[RECORDS SHOWN — start]

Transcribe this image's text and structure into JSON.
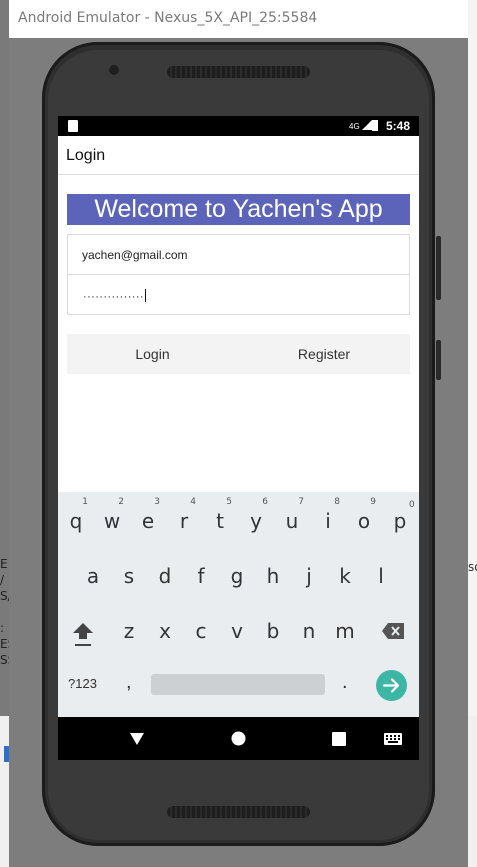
{
  "window": {
    "title": "Android Emulator - Nexus_5X_API_25:5584"
  },
  "status_bar": {
    "network": "4G",
    "time": "5:48"
  },
  "app_bar": {
    "title": "Login"
  },
  "welcome_banner": {
    "text": "Welcome to Yachen's App",
    "color": "#5b64b8"
  },
  "form": {
    "email_value": "yachen@gmail.com",
    "password_mask": "···············"
  },
  "buttons": {
    "login": "Login",
    "register": "Register"
  },
  "keyboard": {
    "row1": [
      {
        "k": "q",
        "h": ""
      },
      {
        "k": "w",
        "h": "1"
      },
      {
        "k": "e",
        "h": "2"
      },
      {
        "k": "r",
        "h": "3"
      },
      {
        "k": "t",
        "h": "4"
      },
      {
        "k": "y",
        "h": "5"
      },
      {
        "k": "u",
        "h": "6"
      },
      {
        "k": "i",
        "h": "7"
      },
      {
        "k": "o",
        "h": "8"
      },
      {
        "k": "p",
        "h": "9"
      }
    ],
    "row1_last_hint": "0",
    "row2": [
      "a",
      "s",
      "d",
      "f",
      "g",
      "h",
      "j",
      "k",
      "l"
    ],
    "row3": [
      "z",
      "x",
      "c",
      "v",
      "b",
      "n",
      "m"
    ],
    "symbols_key": "?123",
    "comma_key": ",",
    "period_key": ".",
    "enter_color": "#3cb6a5"
  }
}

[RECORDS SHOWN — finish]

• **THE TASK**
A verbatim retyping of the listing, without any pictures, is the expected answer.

• **ANSWER**
Transcribe this image's text and structure into JSON.
{
  "window": {
    "title": "Android Emulator - Nexus_5X_API_25:5584"
  },
  "status_bar": {
    "network": "4G",
    "time": "5:48"
  },
  "app_bar": {
    "title": "Login"
  },
  "welcome_banner": {
    "text": "Welcome to Yachen's App",
    "color": "#5b64b8"
  },
  "form": {
    "email_value": "yachen@gmail.com",
    "password_mask": "···············"
  },
  "buttons": {
    "login": "Login",
    "register": "Register"
  },
  "keyboard": {
    "row1": [
      {
        "k": "q",
        "h": ""
      },
      {
        "k": "w",
        "h": "1"
      },
      {
        "k": "e",
        "h": "2"
      },
      {
        "k": "r",
        "h": "3"
      },
      {
        "k": "t",
        "h": "4"
      },
      {
        "k": "y",
        "h": "5"
      },
      {
        "k": "u",
        "h": "6"
      },
      {
        "k": "i",
        "h": "7"
      },
      {
        "k": "o",
        "h": "8"
      },
      {
        "k": "p",
        "h": "9"
      }
    ],
    "row1_last_hint": "0",
    "row2": [
      "a",
      "s",
      "d",
      "f",
      "g",
      "h",
      "j",
      "k",
      "l"
    ],
    "row3": [
      "z",
      "x",
      "c",
      "v",
      "b",
      "n",
      "m"
    ],
    "symbols_key": "?123",
    "comma_key": ",",
    "period_key": ".",
    "enter_color": "#3cb6a5"
  }
}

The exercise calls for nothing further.